▶ **Task directions**
Go through the data and report each line that holds the string "宝姬妮天猫旗舰店".
☆ ☆ ☆ ☆ ☆
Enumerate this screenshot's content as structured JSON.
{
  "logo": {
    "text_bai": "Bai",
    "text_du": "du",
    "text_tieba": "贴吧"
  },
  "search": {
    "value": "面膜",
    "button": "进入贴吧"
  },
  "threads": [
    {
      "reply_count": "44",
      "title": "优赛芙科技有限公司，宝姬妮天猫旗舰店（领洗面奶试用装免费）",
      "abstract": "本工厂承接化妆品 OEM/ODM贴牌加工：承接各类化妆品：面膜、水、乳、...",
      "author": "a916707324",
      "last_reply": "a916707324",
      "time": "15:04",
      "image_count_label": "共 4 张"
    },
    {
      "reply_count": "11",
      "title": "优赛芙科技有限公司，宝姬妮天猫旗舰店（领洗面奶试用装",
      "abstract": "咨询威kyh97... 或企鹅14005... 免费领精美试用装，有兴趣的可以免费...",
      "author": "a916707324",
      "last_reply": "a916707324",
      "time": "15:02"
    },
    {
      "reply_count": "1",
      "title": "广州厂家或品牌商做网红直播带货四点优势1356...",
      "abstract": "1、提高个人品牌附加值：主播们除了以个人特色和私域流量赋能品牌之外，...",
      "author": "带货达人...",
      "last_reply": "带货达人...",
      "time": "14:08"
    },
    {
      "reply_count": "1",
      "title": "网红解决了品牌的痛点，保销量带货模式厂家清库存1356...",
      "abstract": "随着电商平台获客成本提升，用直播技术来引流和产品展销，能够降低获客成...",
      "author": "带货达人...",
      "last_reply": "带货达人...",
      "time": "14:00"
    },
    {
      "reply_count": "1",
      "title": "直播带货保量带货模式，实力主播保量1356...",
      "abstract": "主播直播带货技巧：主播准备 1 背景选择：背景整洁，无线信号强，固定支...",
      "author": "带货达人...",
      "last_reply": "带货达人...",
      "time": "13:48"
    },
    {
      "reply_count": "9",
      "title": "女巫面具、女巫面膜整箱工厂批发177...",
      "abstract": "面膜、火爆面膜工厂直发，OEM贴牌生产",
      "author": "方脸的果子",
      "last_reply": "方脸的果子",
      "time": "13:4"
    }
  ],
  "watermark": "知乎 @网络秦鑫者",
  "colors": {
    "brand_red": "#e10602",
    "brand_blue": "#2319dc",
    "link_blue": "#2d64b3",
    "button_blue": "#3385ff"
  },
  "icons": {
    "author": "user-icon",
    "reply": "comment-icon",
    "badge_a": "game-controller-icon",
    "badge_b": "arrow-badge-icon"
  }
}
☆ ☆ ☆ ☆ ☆
▶ **Result of the task**
      "title": "优赛芙科技有限公司，宝姬妮天猫旗舰店（领洗面奶试用装免费）",
      "title": "优赛芙科技有限公司，宝姬妮天猫旗舰店（领洗面奶试用装",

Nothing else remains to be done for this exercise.